Some dog’s can lose coloring in their nose if they’ve been sick or experienced some kind of trauma. The color should return once they’ve recovered. A scraped nose or one that suffered abrasions will turn pink until the scabs fall off. Some dogs have a sensitivity to plastic containers. With constant irritation from eating and drinking out of plastic bowls, their nose will turn pink and the lips will become inflamed. If your dog’s nose turns color and you’re using plastic bowls, change to stainless steel bowls.
Your dog could have what’s called a Dudley Nose where his nose changes color for no apparent reason. A puppy’s black nose may change to a brown color as he gets older and sometimes the pigmentation will fade to pink or white. If your vet rules out snow nose, vitiligo or other more serious conditions like cancer, your dog’s loss of color is nothing more than a Dudley Nose.
Lupus Erythematosus is a condition that will cause a dog’s nose to lose color. They will also have scaly skin and inflammation around the face with lesions along the ears. Collies, Shetland Sheepdogs, German Shepherds and crossbreed dogs are most at risk to develop this condition. As a responsible pet owner, you should ask your vet for advice on how to help your dog if he develops Lupus Erythematosus.

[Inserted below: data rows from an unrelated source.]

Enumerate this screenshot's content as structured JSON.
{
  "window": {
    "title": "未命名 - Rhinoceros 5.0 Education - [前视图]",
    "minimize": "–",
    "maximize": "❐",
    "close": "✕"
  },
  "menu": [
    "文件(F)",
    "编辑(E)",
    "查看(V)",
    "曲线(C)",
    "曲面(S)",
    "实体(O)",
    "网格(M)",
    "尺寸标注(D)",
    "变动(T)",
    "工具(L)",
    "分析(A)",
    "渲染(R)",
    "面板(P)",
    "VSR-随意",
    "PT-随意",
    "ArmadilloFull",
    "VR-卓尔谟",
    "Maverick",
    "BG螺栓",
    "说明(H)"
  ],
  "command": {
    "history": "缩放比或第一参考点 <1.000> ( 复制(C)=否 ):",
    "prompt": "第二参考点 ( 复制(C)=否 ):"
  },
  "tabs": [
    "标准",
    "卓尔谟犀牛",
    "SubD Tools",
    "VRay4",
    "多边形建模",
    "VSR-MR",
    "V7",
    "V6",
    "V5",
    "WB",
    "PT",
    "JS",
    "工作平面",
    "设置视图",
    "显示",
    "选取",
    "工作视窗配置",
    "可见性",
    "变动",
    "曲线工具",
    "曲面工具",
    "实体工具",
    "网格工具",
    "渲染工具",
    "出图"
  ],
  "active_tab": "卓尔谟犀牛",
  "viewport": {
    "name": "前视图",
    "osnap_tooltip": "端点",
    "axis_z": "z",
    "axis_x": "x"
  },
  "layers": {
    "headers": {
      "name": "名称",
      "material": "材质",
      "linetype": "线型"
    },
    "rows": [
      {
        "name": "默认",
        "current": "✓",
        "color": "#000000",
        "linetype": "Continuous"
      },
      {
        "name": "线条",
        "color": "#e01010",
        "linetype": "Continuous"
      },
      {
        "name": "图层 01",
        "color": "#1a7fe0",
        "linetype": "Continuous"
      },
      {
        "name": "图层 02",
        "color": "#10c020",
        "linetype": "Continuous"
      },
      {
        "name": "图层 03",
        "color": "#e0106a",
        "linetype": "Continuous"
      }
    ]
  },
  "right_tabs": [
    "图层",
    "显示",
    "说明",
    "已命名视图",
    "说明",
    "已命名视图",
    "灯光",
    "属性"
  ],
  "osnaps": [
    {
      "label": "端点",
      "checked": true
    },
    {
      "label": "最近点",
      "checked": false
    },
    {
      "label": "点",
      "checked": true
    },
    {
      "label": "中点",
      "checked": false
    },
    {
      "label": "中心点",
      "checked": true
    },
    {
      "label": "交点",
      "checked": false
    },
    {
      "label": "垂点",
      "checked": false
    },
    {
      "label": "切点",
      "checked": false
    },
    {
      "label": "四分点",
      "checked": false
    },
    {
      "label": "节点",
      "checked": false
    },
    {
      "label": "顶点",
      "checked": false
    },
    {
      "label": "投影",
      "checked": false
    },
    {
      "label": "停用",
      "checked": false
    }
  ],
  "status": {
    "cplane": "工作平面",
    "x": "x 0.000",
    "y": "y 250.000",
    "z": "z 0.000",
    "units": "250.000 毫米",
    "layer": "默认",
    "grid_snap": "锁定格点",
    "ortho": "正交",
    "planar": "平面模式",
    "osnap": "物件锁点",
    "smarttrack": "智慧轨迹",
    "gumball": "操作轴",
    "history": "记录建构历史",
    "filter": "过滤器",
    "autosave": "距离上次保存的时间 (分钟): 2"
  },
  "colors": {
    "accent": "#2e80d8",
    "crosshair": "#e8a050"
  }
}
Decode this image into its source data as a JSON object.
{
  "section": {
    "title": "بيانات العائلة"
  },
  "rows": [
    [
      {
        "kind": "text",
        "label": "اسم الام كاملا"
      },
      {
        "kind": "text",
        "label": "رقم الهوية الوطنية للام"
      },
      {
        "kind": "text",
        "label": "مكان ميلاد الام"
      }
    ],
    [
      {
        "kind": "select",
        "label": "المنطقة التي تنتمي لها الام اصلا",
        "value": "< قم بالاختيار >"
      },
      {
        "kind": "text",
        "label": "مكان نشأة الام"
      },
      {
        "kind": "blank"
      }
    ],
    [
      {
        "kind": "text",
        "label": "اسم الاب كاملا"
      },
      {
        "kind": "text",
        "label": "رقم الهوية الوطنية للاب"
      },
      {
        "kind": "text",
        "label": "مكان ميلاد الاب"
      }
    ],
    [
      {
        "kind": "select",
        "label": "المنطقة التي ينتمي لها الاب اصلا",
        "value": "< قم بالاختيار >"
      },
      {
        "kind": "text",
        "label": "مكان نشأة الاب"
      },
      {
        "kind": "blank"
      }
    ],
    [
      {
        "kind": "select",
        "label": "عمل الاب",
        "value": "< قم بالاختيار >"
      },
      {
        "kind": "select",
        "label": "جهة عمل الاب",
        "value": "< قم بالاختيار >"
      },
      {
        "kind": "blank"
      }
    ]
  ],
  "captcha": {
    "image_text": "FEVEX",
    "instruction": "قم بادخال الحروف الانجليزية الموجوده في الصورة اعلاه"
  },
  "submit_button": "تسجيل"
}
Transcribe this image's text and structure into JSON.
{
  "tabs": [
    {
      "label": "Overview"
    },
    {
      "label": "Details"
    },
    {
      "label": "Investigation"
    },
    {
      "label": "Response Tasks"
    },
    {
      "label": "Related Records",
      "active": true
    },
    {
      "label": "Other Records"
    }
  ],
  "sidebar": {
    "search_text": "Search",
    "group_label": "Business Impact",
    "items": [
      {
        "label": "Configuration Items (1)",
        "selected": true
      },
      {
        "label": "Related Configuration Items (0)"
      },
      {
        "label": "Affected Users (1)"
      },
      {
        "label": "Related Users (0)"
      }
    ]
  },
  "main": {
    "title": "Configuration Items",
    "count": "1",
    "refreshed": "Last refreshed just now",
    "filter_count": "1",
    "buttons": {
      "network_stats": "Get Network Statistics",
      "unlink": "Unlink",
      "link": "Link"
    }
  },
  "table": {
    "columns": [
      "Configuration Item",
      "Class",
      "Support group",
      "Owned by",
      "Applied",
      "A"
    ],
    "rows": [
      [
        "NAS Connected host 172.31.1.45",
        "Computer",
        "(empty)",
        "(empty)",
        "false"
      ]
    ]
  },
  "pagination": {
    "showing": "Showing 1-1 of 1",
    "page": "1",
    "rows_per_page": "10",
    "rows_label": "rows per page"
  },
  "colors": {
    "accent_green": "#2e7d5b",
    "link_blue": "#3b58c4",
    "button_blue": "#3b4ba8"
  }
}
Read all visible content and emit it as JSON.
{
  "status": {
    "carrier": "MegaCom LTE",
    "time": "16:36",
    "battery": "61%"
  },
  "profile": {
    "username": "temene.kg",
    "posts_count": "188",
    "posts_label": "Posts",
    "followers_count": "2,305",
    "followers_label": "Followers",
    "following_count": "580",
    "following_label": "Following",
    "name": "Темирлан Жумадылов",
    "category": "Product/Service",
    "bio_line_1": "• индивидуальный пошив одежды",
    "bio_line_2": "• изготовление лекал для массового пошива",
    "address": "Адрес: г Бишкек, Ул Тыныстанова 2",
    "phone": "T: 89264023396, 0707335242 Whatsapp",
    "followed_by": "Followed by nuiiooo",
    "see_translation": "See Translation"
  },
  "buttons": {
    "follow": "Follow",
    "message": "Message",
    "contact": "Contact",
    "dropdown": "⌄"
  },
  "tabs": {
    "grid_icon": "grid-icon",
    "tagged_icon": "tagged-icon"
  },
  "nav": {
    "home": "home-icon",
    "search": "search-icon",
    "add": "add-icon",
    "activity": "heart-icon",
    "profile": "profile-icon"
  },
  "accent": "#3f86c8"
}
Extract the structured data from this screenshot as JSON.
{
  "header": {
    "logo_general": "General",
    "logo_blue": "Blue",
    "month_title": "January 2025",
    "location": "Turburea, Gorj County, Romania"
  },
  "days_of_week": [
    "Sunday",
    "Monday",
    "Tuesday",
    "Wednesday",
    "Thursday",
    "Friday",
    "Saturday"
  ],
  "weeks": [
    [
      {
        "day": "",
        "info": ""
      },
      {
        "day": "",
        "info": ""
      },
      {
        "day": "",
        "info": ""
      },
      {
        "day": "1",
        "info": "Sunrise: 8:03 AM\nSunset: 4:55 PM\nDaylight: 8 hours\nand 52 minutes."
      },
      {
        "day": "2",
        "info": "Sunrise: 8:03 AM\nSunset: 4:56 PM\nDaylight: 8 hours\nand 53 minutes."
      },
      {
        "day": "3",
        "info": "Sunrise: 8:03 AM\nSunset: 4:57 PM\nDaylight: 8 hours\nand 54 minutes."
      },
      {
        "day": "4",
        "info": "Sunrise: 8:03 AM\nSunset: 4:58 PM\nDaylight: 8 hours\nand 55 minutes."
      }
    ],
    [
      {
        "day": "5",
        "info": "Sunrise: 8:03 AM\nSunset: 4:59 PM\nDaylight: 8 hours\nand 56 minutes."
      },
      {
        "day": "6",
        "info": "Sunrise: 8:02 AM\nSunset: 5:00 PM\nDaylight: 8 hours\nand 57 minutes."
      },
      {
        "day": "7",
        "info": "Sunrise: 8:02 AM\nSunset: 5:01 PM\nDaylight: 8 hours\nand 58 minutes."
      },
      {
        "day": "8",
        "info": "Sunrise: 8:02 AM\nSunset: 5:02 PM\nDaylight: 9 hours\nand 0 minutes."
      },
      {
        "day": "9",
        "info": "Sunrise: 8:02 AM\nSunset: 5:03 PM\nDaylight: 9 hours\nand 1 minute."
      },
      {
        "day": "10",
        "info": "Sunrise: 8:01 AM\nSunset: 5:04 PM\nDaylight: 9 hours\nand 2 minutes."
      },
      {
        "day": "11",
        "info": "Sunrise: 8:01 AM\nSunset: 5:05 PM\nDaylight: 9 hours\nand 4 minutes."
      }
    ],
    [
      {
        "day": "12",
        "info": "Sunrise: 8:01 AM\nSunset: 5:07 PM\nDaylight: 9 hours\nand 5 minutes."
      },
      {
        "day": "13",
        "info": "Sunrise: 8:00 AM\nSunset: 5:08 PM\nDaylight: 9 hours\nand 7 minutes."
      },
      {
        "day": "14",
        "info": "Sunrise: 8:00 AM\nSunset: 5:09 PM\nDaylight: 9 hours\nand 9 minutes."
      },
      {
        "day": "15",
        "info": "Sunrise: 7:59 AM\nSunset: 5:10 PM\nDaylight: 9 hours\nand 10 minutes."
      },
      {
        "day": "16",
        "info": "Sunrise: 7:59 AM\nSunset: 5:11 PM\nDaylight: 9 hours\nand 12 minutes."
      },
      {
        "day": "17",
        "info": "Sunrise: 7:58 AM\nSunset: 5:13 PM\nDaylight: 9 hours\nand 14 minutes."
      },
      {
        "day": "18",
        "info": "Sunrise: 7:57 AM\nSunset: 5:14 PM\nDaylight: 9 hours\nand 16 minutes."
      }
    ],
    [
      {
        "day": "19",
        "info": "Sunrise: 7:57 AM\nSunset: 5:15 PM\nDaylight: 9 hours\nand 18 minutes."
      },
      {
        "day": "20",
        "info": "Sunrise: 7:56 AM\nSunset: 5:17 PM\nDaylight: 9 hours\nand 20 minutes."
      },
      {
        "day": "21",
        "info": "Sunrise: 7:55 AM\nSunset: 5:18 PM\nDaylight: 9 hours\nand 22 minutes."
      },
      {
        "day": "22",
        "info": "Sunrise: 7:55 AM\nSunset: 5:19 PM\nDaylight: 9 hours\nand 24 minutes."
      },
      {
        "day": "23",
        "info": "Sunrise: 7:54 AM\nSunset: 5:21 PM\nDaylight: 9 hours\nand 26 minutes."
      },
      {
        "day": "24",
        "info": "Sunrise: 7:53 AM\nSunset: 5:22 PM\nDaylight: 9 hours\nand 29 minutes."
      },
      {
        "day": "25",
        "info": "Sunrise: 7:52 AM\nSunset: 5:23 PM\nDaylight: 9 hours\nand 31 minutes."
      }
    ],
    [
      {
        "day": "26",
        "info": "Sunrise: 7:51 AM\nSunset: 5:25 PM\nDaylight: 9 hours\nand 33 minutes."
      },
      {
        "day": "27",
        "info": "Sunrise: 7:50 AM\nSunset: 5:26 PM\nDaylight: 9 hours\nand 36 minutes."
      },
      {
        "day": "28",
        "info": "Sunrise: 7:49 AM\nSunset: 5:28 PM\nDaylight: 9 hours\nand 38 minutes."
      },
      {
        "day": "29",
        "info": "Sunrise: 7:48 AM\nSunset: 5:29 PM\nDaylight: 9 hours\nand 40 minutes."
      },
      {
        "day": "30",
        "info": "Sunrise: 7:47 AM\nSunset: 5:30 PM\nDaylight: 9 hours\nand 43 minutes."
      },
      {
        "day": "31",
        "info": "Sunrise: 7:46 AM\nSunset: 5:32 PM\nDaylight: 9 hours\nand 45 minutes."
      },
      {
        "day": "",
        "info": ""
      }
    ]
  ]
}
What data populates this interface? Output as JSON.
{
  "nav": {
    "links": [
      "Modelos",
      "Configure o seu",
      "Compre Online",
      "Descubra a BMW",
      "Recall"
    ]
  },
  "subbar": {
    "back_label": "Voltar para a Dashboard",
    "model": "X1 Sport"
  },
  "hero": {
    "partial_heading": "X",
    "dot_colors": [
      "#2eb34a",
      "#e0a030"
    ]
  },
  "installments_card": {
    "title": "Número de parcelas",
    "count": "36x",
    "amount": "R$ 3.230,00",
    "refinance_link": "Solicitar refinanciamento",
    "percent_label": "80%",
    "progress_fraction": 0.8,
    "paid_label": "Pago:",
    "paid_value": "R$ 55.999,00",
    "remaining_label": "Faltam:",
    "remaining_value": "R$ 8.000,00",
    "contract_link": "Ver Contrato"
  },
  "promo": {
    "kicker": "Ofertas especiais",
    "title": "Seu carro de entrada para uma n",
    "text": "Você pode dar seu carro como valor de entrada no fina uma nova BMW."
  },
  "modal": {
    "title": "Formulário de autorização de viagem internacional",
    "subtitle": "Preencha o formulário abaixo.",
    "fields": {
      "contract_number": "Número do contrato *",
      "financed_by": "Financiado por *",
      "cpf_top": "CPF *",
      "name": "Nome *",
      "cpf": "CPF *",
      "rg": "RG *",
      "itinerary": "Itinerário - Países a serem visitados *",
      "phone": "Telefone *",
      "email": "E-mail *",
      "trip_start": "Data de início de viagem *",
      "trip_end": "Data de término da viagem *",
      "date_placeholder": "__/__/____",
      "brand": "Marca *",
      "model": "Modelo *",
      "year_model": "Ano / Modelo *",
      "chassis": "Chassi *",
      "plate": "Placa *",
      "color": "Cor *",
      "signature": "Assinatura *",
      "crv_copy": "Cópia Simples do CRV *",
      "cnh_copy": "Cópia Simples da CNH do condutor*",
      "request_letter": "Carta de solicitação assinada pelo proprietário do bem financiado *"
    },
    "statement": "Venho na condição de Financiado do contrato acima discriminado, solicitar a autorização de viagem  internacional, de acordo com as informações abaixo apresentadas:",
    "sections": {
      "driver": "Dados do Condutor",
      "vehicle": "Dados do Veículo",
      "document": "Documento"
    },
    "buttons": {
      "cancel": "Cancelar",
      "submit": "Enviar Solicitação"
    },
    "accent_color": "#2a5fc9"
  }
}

For the most part, if your dog’s nose changes color, it’s nothing to worry about and it may be part of the aging process. The enzyme producing pigmentation doesn’t produce as much color as the dog ages. But it’s always best to be safe when it comes to the health of your dog and see your veterinarian to make sure the color loss is nothing serious. The only real problem for a color change in a dog’s nose is if the dog is about to enter the show ring circuit; he will be eliminated for not meeting breed standards.
Special attention should be given to a dog with a pink or white nose because it will sunburn easily. Make sure to apply dog safe sunscreen to his nose when he’s outside and watch for any blistering which is an indication of a severe burn.
The personal opinions and/or use of trade, corporate or brand names, is for information and convenience only. Such use does not constitute an endorsement by CANIDAE® All Natural Pet Foods of any product or service. Opinions are those of the individual authors and not necessarily of CANIDAE® All Natural Pet Foods.
The personal opinions and/or use of trade, firm, corporation or brand names, in this blog is for the information and convenience of the reader. Such use does not constitute an official endorsement or approval by CANIDAE® Natural Pet Food Company of any product or service to the exclusion of others that may be suitable. All opinions in this blog are those of the individual authors and not necessarily of CANIDAE® Natural Pet Food Company.